“What makes me suited to be a therapist is a natural talent and motivation to assist others in transformation.”
What was your path to becoming a therapist?
My path to becoming a therapist involved tuning in and listening to feedback I've received most of my life. Prior to becoming a therapist, I experienced people often coming to me in crisis, whether I knew them well or not. I often wondered why others felt comfortable sharing with me and why they were confident in coming to me for assistance. What makes me suited to be a therapist is a natural talent and motivation to assist others in transformation. Providing therapy is my second career; previously, I worked as a hospital administrator for many years. I went into the profession of health administration for compensation and prestige. Security was my motivation at the time. After several years of feeling unfulfilled, I decided to look at what was missing and then lead with my heart.
What should someone know about working with you?
The intake process begins by establishing a rapport based on a partnership of transparency. I do assign homework in order to facilitate the client’s process and coping between sessions. I enjoy working through issues of anxiety, anger, and depression with young adults, adults, and couples.

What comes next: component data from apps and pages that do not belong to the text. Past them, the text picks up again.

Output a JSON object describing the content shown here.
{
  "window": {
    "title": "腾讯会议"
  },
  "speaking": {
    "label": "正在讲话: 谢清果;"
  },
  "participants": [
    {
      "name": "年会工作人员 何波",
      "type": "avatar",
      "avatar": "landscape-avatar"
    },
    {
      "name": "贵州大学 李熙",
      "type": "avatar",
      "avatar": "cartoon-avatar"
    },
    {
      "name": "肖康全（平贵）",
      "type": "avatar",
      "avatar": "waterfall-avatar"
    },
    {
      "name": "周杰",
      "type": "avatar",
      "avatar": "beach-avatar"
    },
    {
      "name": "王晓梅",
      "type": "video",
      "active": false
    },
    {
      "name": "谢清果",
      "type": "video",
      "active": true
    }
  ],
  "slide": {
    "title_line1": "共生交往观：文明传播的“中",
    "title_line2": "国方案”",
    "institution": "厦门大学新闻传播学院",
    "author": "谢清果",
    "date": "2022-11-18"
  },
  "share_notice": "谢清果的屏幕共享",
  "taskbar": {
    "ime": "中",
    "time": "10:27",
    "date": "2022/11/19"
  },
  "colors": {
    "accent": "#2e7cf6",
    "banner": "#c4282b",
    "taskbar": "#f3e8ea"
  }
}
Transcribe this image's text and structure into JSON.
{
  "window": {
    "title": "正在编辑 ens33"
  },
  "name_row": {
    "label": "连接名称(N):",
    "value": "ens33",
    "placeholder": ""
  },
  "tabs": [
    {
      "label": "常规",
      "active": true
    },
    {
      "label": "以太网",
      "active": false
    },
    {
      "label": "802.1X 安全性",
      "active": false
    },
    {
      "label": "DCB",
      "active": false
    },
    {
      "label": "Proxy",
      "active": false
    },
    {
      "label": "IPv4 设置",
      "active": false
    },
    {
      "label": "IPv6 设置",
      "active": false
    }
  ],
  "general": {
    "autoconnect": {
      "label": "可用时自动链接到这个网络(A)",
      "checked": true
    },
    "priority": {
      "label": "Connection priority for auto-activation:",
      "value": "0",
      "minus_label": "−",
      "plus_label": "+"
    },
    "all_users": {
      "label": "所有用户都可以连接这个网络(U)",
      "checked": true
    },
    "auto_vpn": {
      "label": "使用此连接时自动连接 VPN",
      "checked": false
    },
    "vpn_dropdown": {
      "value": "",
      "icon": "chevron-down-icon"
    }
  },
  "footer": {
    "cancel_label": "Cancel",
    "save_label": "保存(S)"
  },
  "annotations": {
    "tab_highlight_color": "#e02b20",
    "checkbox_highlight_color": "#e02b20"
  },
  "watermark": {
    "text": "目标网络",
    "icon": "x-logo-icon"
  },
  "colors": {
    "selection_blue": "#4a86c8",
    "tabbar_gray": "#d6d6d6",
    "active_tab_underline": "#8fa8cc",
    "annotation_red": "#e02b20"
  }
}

What do you do to continue learning and building competencies as a provider?
I participate in continuing education courses that address specific disorders and specific types of therapy to address those disorders. I'm interested in learning more about bariatric clients and their histories that led them to overeat. Collaborating with other providers benefits my clients because different approaches and perspectives are often learned and subsequently implemented.
What are you most excited about within the evolving mental health landscape?
I'm most excited that the longstanding stigma regarding mental health seems to be dissolving. The attitude of many has shifted to embracing the notion that mental health is part of overall health. Engaging in therapy has become a topic that many are now openly discussing. I find telehealth to be equally effective as in-person therapy. Because telehealth is so convenient, it could lead to greater outcomes than in-person encounters if we consider factors like cancellation rates due to travel and inclement weather.
“I enjoy working through issues of anxiety, anger, and depression with young adults, adults, and couples.”